'Cuties' director Maimouna Doucoure received death threats after backlash over Netflix poster
The streaming platform's co-chief executive personally called the French-Senegalese filmmaker to apologise
Netflix's co-chief executive made a personal call to the director of Cuties after the streaming platform bungled marketing for the French drama.
Ted Sarandos made a personal apology to Maimouna Doucoure, the French-Senegalese filmmaker revealed this week, after Netflix used “inappropriate” artwork and language to promote the film.
The streaming platform came under fire last month after releasing a poster showing a group of young girls in risque dance poses, wearing minimalist costumes, to advertise Cuties.
The film, known as Mignonnes in France, follows an 11-year-old Senegalese Muslim girl, Amy, who joins a dance group – named the Cuties – in Paris. The film is centred around Amy's struggle to balance her family's conservative outlook with her desire to join her friends.
While Netflix made a public apology after the artwork sparked backlash, Doucoure herself was also targeted and forced to delete her social media accounts.
"I received numerous attacks on my character from people who had not seen the film," she told Deadline this week. “I also received numerous death threats.”
The director says she was unaware of Netflix's marketing before it debuted online, and admits it was not representative of her film.
"I hadn’t seen the poster until after I started getting all these reactions on social media, direct messages from people, attacks on me. I didn’t understand what was going on. That was when I went and saw what the poster looked like.”
The artwork used by Netflix sparked controversy due to its depictions of the film's young cast, with a petition launched that demanded the drama's removal from the platform. Others criticised the streaming company's decision to use the artwork, while the French poster for the film depicted the cast laden with shopping bags.
The film, which is due to be released on the streaming platform on Wednesday, September 9, is the debut feature from Doucoure.
Though shocked by the controversy, the filmmaker added that she had been inundated with messages of support and is still magnanimous about the streaming platform.
"Streamers are a great way to get my stories out and share my messages with more people," she added.
The French filmmaker won the World Cinema Dramatic Directing Award at January's Sundance Film Festival for Cuties, which stars 14-year-old Fathia Youssouf in the lead role.
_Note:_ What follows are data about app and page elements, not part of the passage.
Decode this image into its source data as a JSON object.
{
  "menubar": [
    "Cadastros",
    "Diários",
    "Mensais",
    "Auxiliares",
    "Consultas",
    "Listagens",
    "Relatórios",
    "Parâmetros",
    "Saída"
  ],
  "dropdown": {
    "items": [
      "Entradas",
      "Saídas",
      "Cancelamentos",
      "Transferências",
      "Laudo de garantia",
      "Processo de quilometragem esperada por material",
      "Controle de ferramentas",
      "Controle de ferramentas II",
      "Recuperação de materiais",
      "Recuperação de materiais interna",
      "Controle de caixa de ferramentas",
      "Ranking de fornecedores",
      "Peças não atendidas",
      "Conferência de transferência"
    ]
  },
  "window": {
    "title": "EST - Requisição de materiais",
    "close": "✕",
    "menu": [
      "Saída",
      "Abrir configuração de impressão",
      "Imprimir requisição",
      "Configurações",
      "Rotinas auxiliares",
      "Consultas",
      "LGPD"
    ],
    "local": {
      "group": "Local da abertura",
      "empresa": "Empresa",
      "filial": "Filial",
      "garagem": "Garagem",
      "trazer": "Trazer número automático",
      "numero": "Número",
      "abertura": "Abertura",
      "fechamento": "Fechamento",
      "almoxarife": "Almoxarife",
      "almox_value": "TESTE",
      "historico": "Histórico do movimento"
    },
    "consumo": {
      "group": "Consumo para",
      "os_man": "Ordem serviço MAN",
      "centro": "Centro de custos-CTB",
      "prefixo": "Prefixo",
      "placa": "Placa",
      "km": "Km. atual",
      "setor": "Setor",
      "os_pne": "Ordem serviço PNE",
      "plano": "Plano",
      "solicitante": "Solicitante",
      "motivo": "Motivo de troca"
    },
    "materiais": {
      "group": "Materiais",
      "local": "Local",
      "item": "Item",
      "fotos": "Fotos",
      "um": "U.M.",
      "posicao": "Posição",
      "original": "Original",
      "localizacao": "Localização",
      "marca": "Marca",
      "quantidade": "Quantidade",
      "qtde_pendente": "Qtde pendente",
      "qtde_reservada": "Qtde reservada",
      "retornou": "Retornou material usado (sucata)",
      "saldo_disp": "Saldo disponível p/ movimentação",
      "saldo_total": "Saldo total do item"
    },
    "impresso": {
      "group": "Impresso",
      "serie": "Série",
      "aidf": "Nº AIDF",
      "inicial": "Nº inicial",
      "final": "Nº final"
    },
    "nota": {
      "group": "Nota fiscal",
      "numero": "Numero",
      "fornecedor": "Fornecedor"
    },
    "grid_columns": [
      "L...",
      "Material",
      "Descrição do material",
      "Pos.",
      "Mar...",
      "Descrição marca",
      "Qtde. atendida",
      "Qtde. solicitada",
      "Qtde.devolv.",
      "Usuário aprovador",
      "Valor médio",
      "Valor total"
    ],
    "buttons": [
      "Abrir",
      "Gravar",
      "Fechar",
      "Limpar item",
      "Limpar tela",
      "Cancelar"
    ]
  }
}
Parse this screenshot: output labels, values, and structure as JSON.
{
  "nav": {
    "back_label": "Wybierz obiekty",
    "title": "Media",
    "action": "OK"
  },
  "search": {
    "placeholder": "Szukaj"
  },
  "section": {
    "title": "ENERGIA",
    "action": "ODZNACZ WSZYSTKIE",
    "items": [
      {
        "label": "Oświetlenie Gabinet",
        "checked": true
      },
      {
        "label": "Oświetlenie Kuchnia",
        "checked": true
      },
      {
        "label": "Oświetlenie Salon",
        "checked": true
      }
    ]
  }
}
The main message of the film is that these young girls should have the time to be children
Doucoure has revealed she penned the film to highlight the sexualisation of young girls, particularly on social media.
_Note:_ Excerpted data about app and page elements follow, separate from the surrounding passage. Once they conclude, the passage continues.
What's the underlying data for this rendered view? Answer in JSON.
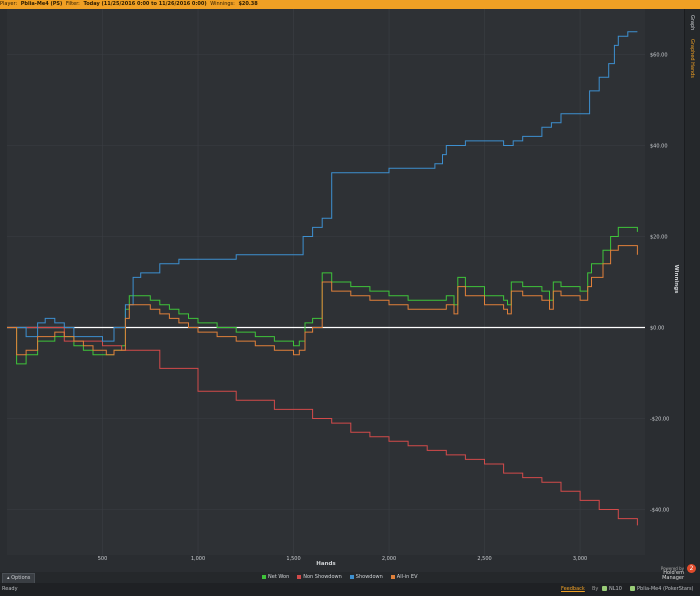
{
  "header": {
    "player_label": "Player:",
    "player_value": "Pblia-Me4 (PS)",
    "filter_label": "Filter:",
    "filter_value": "Today (11/25/2016 0:00 to 11/26/2016 0:00)",
    "winnings_label": "Winnings:",
    "winnings_value": "$20.38"
  },
  "sidebar": {
    "tab_graph": "Graph",
    "tab_graphed_hands": "Graphed Hands"
  },
  "footer": {
    "options_label": "Options",
    "powered_by": "Powered by",
    "brand": "Hold'em Manager",
    "brand_badge": "2"
  },
  "status": {
    "ready": "Ready",
    "feedback": "Feedback",
    "separator": "By",
    "stake": "NL10",
    "player": "Pblia-Me4 (PokerStars)"
  },
  "chart_data": {
    "type": "line",
    "xlabel": "Hands",
    "ylabel": "Winnings",
    "xlim": [
      0,
      3340
    ],
    "ylim": [
      -50,
      70
    ],
    "x_ticks": [
      500,
      1000,
      1500,
      2000,
      2500,
      3000
    ],
    "x_tick_labels": [
      "500",
      "1,000",
      "1,500",
      "2,000",
      "2,500",
      "3,000"
    ],
    "y_ticks": [
      -40,
      -20,
      0,
      20,
      40,
      60
    ],
    "y_tick_labels": [
      "-$40.00",
      "-$20.00",
      "$0.00",
      "$20.00",
      "$40.00",
      "$60.00"
    ],
    "grid": true,
    "zero_line": true,
    "legend_position": "bottom-center",
    "series": [
      {
        "name": "Net Won",
        "color": "#3ec43a",
        "x": [
          0,
          50,
          100,
          160,
          250,
          300,
          350,
          400,
          450,
          520,
          560,
          600,
          620,
          640,
          700,
          750,
          800,
          850,
          900,
          950,
          1000,
          1100,
          1200,
          1300,
          1400,
          1500,
          1530,
          1560,
          1600,
          1650,
          1700,
          1800,
          1900,
          2000,
          2100,
          2200,
          2300,
          2340,
          2360,
          2400,
          2500,
          2600,
          2620,
          2640,
          2700,
          2800,
          2840,
          2860,
          2900,
          3000,
          3040,
          3060,
          3100,
          3120,
          3160,
          3200,
          3300
        ],
        "y": [
          0,
          -8,
          -6,
          -3,
          -2,
          -2,
          -4,
          -5,
          -6,
          -6,
          -5,
          -4,
          4,
          7,
          7,
          6,
          5,
          4,
          3,
          2,
          1,
          0,
          -1,
          -2,
          -3,
          -4,
          -3,
          1,
          2,
          12,
          10,
          9,
          8,
          7,
          6,
          6,
          7,
          5,
          11,
          9,
          7,
          6,
          5,
          10,
          9,
          8,
          6,
          10,
          9,
          8,
          12,
          14,
          14,
          17,
          20,
          22,
          21
        ]
      },
      {
        "name": "Non Showdown",
        "color": "#d24a4a",
        "x": [
          0,
          300,
          500,
          600,
          800,
          1000,
          1200,
          1400,
          1600,
          1700,
          1800,
          1900,
          2000,
          2100,
          2200,
          2300,
          2400,
          2500,
          2600,
          2700,
          2800,
          2900,
          3000,
          3100,
          3200,
          3300
        ],
        "y": [
          0,
          -3,
          -4,
          -5,
          -9,
          -14,
          -16,
          -18,
          -20,
          -21,
          -23,
          -24,
          -25,
          -26,
          -27,
          -28,
          -29,
          -30,
          -32,
          -33,
          -34,
          -36,
          -38,
          -40,
          -42,
          -43.5
        ]
      },
      {
        "name": "Showdown",
        "color": "#3d8fcf",
        "x": [
          0,
          100,
          160,
          200,
          250,
          300,
          350,
          500,
          560,
          620,
          660,
          700,
          800,
          900,
          1000,
          1100,
          1200,
          1300,
          1400,
          1500,
          1550,
          1600,
          1650,
          1700,
          1750,
          1800,
          1900,
          2000,
          2100,
          2200,
          2240,
          2280,
          2300,
          2350,
          2400,
          2500,
          2600,
          2650,
          2700,
          2800,
          2850,
          2900,
          2950,
          3000,
          3050,
          3100,
          3150,
          3180,
          3200,
          3250,
          3300
        ],
        "y": [
          0,
          -2,
          1,
          2,
          1,
          0,
          -2,
          -3,
          0,
          5,
          11,
          12,
          14,
          15,
          15,
          15,
          16,
          16,
          16,
          16,
          20,
          22,
          24,
          34,
          34,
          34,
          34,
          35,
          35,
          35,
          36,
          38,
          40,
          40,
          41,
          41,
          40,
          41,
          42,
          44,
          45,
          47,
          47,
          47,
          52,
          55,
          58,
          62,
          64,
          65,
          65
        ]
      },
      {
        "name": "All-in EV",
        "color": "#e0803a",
        "x": [
          0,
          50,
          100,
          160,
          250,
          300,
          350,
          400,
          450,
          520,
          560,
          600,
          620,
          640,
          700,
          750,
          800,
          850,
          900,
          950,
          1000,
          1100,
          1200,
          1300,
          1400,
          1500,
          1530,
          1560,
          1600,
          1650,
          1700,
          1800,
          1900,
          2000,
          2100,
          2200,
          2300,
          2340,
          2360,
          2400,
          2500,
          2600,
          2620,
          2640,
          2700,
          2800,
          2840,
          2860,
          2900,
          3000,
          3040,
          3060,
          3100,
          3120,
          3160,
          3200,
          3300
        ],
        "y": [
          0,
          -6,
          -5,
          -2,
          -1,
          -2,
          -3,
          -4,
          -5,
          -6,
          -5,
          -5,
          2,
          5,
          5,
          4,
          3,
          2,
          1,
          0,
          -1,
          -2,
          -3,
          -4,
          -5,
          -6,
          -5,
          -1,
          0,
          10,
          8,
          7,
          6,
          5,
          4,
          4,
          5,
          3,
          9,
          7,
          5,
          4,
          3,
          8,
          7,
          6,
          4,
          8,
          7,
          6,
          9,
          11,
          11,
          14,
          17,
          18,
          16
        ]
      }
    ]
  }
}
“I wrote this film after I spent a year and a half interviewing pre-adolescent girls, trying to understand their notion of what femininity was, and how social media was affecting this idea,” she told Deadline.
“The main message of the film is that these young girls should have the time to be children, to enjoy their childhood, and have the time to choose who they want to be when they are adults."
Updated: September 4, 2020 04:52 PM